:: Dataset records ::
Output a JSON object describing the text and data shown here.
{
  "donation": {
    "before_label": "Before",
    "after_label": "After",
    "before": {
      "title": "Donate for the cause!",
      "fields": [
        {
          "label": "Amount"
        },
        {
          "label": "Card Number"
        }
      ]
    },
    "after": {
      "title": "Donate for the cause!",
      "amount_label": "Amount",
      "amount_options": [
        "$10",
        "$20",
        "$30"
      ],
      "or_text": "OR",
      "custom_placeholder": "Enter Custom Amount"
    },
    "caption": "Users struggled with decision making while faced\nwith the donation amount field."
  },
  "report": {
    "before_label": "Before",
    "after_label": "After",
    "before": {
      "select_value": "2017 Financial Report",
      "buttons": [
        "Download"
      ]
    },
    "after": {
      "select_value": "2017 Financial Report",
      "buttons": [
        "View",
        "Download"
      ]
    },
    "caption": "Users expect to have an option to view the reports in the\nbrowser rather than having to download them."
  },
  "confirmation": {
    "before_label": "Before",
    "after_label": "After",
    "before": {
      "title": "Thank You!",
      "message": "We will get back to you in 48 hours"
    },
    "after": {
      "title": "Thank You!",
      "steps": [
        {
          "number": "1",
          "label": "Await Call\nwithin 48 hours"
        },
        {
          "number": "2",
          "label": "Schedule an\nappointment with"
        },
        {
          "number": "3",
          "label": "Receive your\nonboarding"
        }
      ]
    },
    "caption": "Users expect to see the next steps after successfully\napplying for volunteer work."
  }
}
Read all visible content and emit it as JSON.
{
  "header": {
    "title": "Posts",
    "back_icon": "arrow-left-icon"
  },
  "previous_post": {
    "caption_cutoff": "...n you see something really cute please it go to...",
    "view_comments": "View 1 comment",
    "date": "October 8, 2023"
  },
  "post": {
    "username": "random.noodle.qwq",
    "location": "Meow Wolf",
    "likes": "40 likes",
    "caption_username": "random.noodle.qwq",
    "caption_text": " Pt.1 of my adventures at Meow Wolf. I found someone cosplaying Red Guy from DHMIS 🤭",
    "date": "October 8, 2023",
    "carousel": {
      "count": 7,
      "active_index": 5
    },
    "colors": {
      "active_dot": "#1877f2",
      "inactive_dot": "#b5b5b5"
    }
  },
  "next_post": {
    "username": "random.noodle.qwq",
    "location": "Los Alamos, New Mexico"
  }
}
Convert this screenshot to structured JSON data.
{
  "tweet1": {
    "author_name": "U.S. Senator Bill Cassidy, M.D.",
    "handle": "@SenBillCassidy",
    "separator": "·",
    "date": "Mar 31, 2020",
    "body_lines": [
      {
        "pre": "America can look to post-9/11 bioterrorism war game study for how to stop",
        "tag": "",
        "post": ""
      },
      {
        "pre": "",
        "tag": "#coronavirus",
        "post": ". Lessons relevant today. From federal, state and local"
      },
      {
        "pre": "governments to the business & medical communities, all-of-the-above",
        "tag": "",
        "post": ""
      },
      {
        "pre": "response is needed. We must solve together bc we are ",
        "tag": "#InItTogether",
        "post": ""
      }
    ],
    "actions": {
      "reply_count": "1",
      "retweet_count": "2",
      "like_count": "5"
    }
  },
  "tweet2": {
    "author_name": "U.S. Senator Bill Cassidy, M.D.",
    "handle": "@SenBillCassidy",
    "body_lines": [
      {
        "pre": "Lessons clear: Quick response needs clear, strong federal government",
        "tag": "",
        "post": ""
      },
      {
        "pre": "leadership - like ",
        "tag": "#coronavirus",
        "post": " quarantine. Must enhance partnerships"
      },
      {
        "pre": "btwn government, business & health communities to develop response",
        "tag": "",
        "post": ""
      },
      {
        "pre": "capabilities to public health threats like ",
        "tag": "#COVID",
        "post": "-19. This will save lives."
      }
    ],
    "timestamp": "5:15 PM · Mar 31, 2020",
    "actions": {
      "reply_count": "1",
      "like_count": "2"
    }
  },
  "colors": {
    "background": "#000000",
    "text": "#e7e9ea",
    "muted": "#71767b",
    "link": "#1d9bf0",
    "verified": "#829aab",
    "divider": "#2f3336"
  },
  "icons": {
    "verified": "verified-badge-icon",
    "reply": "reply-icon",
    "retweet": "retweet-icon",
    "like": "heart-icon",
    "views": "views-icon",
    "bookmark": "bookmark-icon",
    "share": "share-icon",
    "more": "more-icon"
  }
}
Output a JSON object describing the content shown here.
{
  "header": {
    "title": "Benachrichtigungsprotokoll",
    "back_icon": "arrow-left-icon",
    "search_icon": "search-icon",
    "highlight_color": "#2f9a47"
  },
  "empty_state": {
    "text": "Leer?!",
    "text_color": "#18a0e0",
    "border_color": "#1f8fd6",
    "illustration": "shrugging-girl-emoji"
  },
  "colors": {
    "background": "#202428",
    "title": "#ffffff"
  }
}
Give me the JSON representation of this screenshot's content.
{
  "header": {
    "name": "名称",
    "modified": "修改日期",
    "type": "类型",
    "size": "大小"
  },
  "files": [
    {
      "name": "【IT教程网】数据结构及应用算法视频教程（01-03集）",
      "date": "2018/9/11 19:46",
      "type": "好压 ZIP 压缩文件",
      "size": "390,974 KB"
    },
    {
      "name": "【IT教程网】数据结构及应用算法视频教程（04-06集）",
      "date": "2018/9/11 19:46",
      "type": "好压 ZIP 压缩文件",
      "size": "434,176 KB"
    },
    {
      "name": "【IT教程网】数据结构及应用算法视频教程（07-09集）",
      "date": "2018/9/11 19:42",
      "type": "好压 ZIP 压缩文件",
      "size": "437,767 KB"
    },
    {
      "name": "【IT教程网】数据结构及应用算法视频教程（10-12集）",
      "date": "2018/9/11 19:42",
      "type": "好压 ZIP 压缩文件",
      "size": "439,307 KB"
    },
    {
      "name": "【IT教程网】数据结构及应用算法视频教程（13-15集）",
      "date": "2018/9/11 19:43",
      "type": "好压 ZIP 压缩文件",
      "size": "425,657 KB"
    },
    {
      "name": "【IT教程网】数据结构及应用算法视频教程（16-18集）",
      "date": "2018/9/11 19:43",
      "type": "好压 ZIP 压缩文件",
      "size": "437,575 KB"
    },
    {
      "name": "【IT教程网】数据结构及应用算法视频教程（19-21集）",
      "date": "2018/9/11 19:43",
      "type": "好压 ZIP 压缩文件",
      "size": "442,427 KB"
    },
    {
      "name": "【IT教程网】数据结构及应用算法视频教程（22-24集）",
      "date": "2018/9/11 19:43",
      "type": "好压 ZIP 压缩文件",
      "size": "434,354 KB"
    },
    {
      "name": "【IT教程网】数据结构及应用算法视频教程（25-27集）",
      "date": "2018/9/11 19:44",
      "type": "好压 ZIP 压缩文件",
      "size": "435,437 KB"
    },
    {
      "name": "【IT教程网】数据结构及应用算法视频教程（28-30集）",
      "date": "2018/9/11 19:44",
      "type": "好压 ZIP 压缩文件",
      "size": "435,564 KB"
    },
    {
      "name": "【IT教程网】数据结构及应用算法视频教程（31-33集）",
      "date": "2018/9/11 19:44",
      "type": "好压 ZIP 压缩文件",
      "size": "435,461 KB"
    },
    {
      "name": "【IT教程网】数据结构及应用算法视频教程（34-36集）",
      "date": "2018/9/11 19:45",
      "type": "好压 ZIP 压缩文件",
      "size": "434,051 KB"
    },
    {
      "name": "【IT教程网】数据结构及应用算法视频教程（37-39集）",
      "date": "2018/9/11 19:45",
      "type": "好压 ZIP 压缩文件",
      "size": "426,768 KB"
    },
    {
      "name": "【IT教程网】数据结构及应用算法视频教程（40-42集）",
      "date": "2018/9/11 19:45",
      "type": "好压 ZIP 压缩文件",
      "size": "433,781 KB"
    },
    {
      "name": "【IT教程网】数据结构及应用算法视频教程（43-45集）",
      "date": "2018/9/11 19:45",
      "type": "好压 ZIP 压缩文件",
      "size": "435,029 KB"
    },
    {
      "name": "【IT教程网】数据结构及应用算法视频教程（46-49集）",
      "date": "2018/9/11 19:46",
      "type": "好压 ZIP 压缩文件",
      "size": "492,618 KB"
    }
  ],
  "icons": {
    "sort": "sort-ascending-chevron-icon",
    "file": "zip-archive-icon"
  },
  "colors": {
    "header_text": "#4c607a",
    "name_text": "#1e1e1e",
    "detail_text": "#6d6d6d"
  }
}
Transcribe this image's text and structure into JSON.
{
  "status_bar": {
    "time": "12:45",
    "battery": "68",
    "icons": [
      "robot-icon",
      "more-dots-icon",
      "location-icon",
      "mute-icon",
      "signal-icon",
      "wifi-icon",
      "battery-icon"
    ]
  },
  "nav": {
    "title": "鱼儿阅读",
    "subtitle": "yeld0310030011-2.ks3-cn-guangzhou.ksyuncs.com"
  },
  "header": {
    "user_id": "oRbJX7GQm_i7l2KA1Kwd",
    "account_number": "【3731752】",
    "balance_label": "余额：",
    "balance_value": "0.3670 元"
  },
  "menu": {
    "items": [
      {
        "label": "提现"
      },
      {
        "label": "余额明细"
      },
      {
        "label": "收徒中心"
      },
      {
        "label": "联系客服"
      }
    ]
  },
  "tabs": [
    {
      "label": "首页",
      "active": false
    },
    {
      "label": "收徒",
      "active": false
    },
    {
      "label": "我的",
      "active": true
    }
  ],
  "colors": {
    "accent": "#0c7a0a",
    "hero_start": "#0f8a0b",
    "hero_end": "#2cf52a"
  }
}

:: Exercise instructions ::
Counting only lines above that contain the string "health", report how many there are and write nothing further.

:: Task solution ::
2